• **ASSIGNMENT**
Your answer should be the full set of entries, given again without alteration.

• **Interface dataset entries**

..............................

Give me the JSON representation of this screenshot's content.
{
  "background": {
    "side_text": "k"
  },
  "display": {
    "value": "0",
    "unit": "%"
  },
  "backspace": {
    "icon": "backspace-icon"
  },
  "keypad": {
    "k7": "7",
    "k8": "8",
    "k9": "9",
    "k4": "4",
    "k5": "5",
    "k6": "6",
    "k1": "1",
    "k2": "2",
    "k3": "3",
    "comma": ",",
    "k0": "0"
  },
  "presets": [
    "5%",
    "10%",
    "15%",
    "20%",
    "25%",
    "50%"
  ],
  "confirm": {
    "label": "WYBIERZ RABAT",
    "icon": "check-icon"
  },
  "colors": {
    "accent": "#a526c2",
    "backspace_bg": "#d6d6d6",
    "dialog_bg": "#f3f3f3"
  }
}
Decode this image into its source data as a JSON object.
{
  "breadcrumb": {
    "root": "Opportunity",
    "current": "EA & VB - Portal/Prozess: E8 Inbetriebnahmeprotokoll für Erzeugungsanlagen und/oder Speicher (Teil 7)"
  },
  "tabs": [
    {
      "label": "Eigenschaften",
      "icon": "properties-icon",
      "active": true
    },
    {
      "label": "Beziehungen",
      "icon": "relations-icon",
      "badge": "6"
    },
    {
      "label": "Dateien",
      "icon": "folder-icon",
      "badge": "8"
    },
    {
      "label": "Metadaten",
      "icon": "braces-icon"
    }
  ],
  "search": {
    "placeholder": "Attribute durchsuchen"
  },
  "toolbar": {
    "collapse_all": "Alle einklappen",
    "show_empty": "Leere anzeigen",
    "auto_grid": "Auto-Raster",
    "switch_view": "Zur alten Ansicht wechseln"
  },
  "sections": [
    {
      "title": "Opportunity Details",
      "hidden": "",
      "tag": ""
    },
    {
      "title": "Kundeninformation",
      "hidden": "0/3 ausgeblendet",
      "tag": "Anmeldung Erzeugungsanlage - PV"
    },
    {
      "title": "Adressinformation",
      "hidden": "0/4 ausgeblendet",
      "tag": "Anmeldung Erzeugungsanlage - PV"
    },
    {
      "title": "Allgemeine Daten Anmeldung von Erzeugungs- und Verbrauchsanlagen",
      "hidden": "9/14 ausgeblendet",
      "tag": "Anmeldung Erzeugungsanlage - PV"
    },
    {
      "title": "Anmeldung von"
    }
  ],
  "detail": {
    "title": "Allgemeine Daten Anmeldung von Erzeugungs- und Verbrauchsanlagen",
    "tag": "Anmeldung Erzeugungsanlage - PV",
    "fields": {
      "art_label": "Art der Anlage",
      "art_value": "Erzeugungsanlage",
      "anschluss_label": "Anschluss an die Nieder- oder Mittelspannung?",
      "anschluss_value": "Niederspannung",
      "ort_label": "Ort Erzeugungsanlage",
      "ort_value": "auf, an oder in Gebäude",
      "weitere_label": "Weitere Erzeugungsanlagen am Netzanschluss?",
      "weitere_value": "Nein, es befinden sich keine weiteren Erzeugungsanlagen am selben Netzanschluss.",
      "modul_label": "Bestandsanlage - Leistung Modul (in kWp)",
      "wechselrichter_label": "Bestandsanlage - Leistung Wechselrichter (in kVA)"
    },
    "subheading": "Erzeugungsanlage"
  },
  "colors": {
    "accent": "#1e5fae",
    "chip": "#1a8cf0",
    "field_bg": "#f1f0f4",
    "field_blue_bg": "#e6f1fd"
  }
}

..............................

• **RESPONSE TO THE EXERCISE**
Give me the JSON representation of this screenshot's content.
{
  "background": {
    "side_text": "k"
  },
  "display": {
    "value": "0",
    "unit": "%"
  },
  "backspace": {
    "icon": "backspace-icon"
  },
  "keypad": {
    "k7": "7",
    "k8": "8",
    "k9": "9",
    "k4": "4",
    "k5": "5",
    "k6": "6",
    "k1": "1",
    "k2": "2",
    "k3": "3",
    "comma": ",",
    "k0": "0"
  },
  "presets": [
    "5%",
    "10%",
    "15%",
    "20%",
    "25%",
    "50%"
  ],
  "confirm": {
    "label": "WYBIERZ RABAT",
    "icon": "check-icon"
  },
  "colors": {
    "accent": "#a526c2",
    "backspace_bg": "#d6d6d6",
    "dialog_bg": "#f3f3f3"
  }
}
Decode this image into its source data as a JSON object.
{
  "breadcrumb": {
    "root": "Opportunity",
    "current": "EA & VB - Portal/Prozess: E8 Inbetriebnahmeprotokoll für Erzeugungsanlagen und/oder Speicher (Teil 7)"
  },
  "tabs": [
    {
      "label": "Eigenschaften",
      "icon": "properties-icon",
      "active": true
    },
    {
      "label": "Beziehungen",
      "icon": "relations-icon",
      "badge": "6"
    },
    {
      "label": "Dateien",
      "icon": "folder-icon",
      "badge": "8"
    },
    {
      "label": "Metadaten",
      "icon": "braces-icon"
    }
  ],
  "search": {
    "placeholder": "Attribute durchsuchen"
  },
  "toolbar": {
    "collapse_all": "Alle einklappen",
    "show_empty": "Leere anzeigen",
    "auto_grid": "Auto-Raster",
    "switch_view": "Zur alten Ansicht wechseln"
  },
  "sections": [
    {
      "title": "Opportunity Details",
      "hidden": "",
      "tag": ""
    },
    {
      "title": "Kundeninformation",
      "hidden": "0/3 ausgeblendet",
      "tag": "Anmeldung Erzeugungsanlage - PV"
    },
    {
      "title": "Adressinformation",
      "hidden": "0/4 ausgeblendet",
      "tag": "Anmeldung Erzeugungsanlage - PV"
    },
    {
      "title": "Allgemeine Daten Anmeldung von Erzeugungs- und Verbrauchsanlagen",
      "hidden": "9/14 ausgeblendet",
      "tag": "Anmeldung Erzeugungsanlage - PV"
    },
    {
      "title": "Anmeldung von"
    }
  ],
  "detail": {
    "title": "Allgemeine Daten Anmeldung von Erzeugungs- und Verbrauchsanlagen",
    "tag": "Anmeldung Erzeugungsanlage - PV",
    "fields": {
      "art_label": "Art der Anlage",
      "art_value": "Erzeugungsanlage",
      "anschluss_label": "Anschluss an die Nieder- oder Mittelspannung?",
      "anschluss_value": "Niederspannung",
      "ort_label": "Ort Erzeugungsanlage",
      "ort_value": "auf, an oder in Gebäude",
      "weitere_label": "Weitere Erzeugungsanlagen am Netzanschluss?",
      "weitere_value": "Nein, es befinden sich keine weiteren Erzeugungsanlagen am selben Netzanschluss.",
      "modul_label": "Bestandsanlage - Leistung Modul (in kWp)",
      "wechselrichter_label": "Bestandsanlage - Leistung Wechselrichter (in kVA)"
    },
    "subheading": "Erzeugungsanlage"
  },
  "colors": {
    "accent": "#1e5fae",
    "chip": "#1a8cf0",
    "field_bg": "#f1f0f4",
    "field_blue_bg": "#e6f1fd"
  }
}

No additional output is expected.